[[ Records for this exercise, beginning ]]

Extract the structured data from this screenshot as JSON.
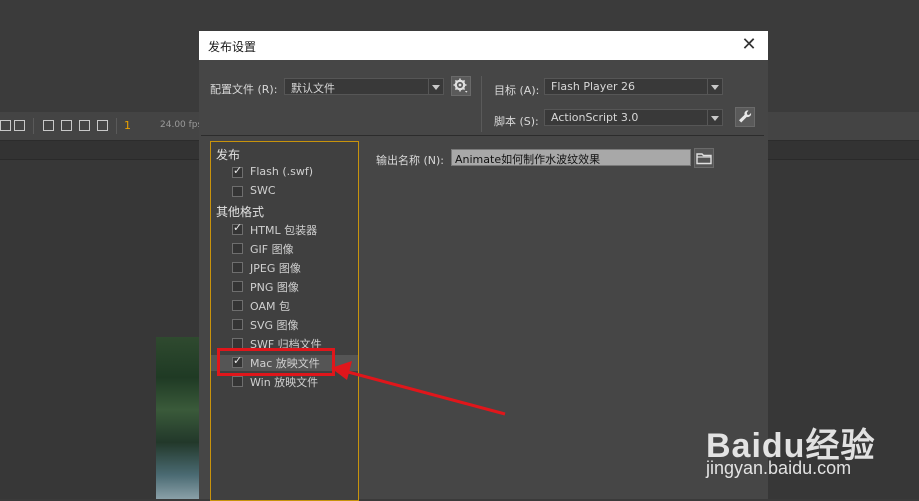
{
  "background": {
    "frame_number": "1",
    "fps_text": "24.00 fps"
  },
  "dialog": {
    "title": "发布设置",
    "close_label": "✕",
    "profile_label": "配置文件 (R):",
    "profile_value": "默认文件",
    "target_label": "目标 (A):",
    "target_value": "Flash Player 26",
    "script_label": "脚本 (S):",
    "script_value": "ActionScript 3.0",
    "output_label": "输出名称 (N):",
    "output_value": "Animate如何制作水波纹效果"
  },
  "publish": {
    "section_title": "发布",
    "items": [
      {
        "label": "Flash (.swf)",
        "checked": true
      },
      {
        "label": "SWC",
        "checked": false
      }
    ]
  },
  "other_formats": {
    "section_title": "其他格式",
    "items": [
      {
        "label": "HTML 包装器",
        "checked": true
      },
      {
        "label": "GIF 图像",
        "checked": false
      },
      {
        "label": "JPEG 图像",
        "checked": false
      },
      {
        "label": "PNG 图像",
        "checked": false
      },
      {
        "label": "OAM 包",
        "checked": false
      },
      {
        "label": "SVG 图像",
        "checked": false
      },
      {
        "label": "SWF 归档文件",
        "checked": false
      },
      {
        "label": "Mac 放映文件",
        "checked": true
      },
      {
        "label": "Win 放映文件",
        "checked": false
      }
    ]
  },
  "annotation_color": "#e0161b",
  "watermark": {
    "logo": "Baidu经验",
    "url": "jingyan.baidu.com"
  },
  "icons": [
    "gear-icon",
    "wrench-icon",
    "folder-icon",
    "close-icon",
    "dropdown-arrow-icon",
    "checkbox-icon"
  ]
}
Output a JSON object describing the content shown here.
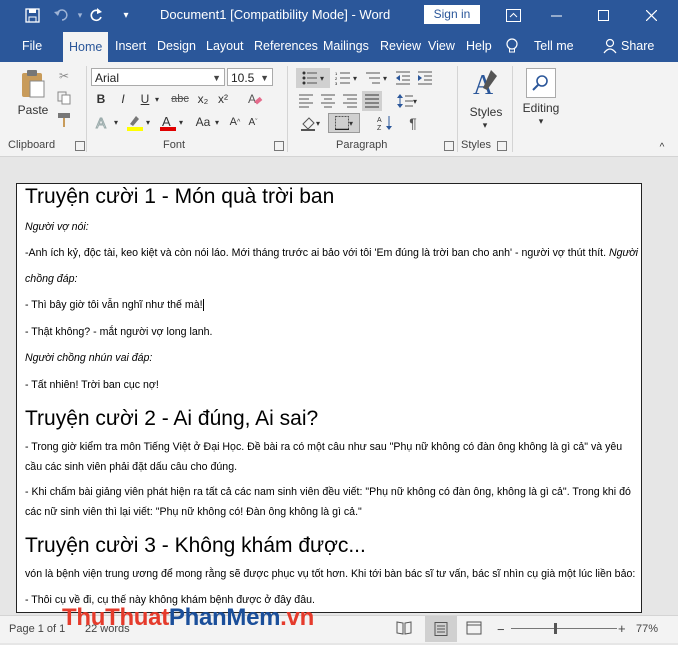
{
  "titlebar": {
    "title": "Document1 [Compatibility Mode]  -  Word",
    "signin": "Sign in",
    "icons": [
      "save-icon",
      "undo-icon",
      "redo-icon",
      "customize-icon",
      "ribbon-display-icon",
      "minimize-icon",
      "maximize-icon",
      "close-icon"
    ]
  },
  "tabs": [
    "File",
    "Home",
    "Insert",
    "Design",
    "Layout",
    "References",
    "Mailings",
    "Review",
    "View",
    "Help",
    "Tell me",
    "Share"
  ],
  "ribbon": {
    "clipboard": {
      "label": "Clipboard",
      "paste": "Paste"
    },
    "font": {
      "label": "Font",
      "name": "Arial",
      "size": "10.5",
      "bold": "B",
      "italic": "I",
      "underline": "U",
      "strike": "abc",
      "sub": "x₂",
      "sup": "x²",
      "case": "Aa"
    },
    "paragraph": {
      "label": "Paragraph"
    },
    "styles": {
      "label": "Styles",
      "button": "Styles"
    },
    "editing": {
      "button": "Editing"
    }
  },
  "document": {
    "lines": [
      {
        "style": "h",
        "text": "Truyện cười 1 - Món quà trời ban"
      },
      {
        "style": "ital",
        "text": "Người vợ nói:"
      },
      {
        "style": "normal",
        "text": "-Anh ích kỷ, độc tài, keo kiệt và còn nói láo. Mới tháng trước ai bảo với tôi 'Em đúng là trời ban cho anh' - người vợ thút thít.",
        "tail": " Người"
      },
      {
        "style": "ital",
        "text": "chồng đáp:"
      },
      {
        "style": "normal",
        "text": "-    Thì bây giờ tôi vẫn nghĩ như thế mà!"
      },
      {
        "style": "normal",
        "text": "-    Thật không? - mắt người vợ long lanh."
      },
      {
        "style": "ital",
        "text": "Người chồng nhún vai đáp:"
      },
      {
        "style": "normal",
        "text": "-    Tất nhiên! Trời ban cục nợ!"
      },
      {
        "style": "h",
        "text": "Truyện cười 2 - Ai đúng, Ai sai?"
      },
      {
        "style": "normal",
        "text": "-    Trong giờ kiểm tra môn Tiếng Việt ở Đại Học. Đề bài ra có một câu như sau \"Phụ nữ không có đàn ông không là gì cả\" và yêu"
      },
      {
        "style": "normal",
        "text": "cầu các sinh viên phải đặt dấu câu cho đúng."
      },
      {
        "style": "normal",
        "text": "-    Khi chấm bài giảng viên phát hiện ra tất cả các nam sinh viên đều viết: \"Phụ nữ không có đàn ông, không là gì cả\". Trong khi đó"
      },
      {
        "style": "normal",
        "text": "các nữ sinh viên thì lại viết: \"Phụ nữ không có! Đàn ông không là gì cả.\""
      },
      {
        "style": "h",
        "text": "Truyện cười 3 - Không khám được..."
      },
      {
        "style": "normal",
        "text": "vón là bệnh viện trung ương để mong rằng sẽ được phục vụ tốt hơn. Khi tới bàn bác sĩ tư vấn, bác sĩ nhìn cụ già một lúc liền bảo:"
      },
      {
        "style": "normal",
        "text": "-    Thôi cụ về đi, cụ thế này không khám bệnh được ở đây đâu."
      }
    ]
  },
  "status": {
    "page": "Page 1 of 1",
    "words": "22 words",
    "zoom": "77%"
  },
  "watermark": {
    "part1": "ThuThuat",
    "part2": "PhanMem",
    "part3": ".vn"
  }
}
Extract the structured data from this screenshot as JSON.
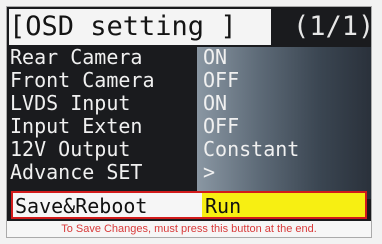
{
  "header": {
    "title": "[OSD setting ]",
    "page_indicator": "(1/1)"
  },
  "menu": {
    "items": [
      {
        "label": "Rear Camera",
        "value": "ON"
      },
      {
        "label": "Front Camera",
        "value": "OFF"
      },
      {
        "label": "LVDS Input",
        "value": "ON"
      },
      {
        "label": "Input Exten",
        "value": "OFF"
      },
      {
        "label": "12V Output",
        "value": "Constant"
      },
      {
        "label": "Advance SET",
        "value": ">"
      }
    ],
    "selected": {
      "label": "Save&Reboot",
      "value": "Run"
    }
  },
  "footer": {
    "note": "To Save Changes, must press this button at the end."
  },
  "colors": {
    "highlight": "#f7ef12",
    "selection_border": "#d21b1b",
    "note_text": "#d83a3a",
    "background": "#1a1b1e"
  }
}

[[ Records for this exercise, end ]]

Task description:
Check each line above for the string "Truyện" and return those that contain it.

Response area:
        "text": "Truyện cười 1 - Món quà trời ban"
        "text": "Truyện cười 2 - Ai đúng, Ai sai?"
        "text": "Truyện cười 3 - Không khám được..."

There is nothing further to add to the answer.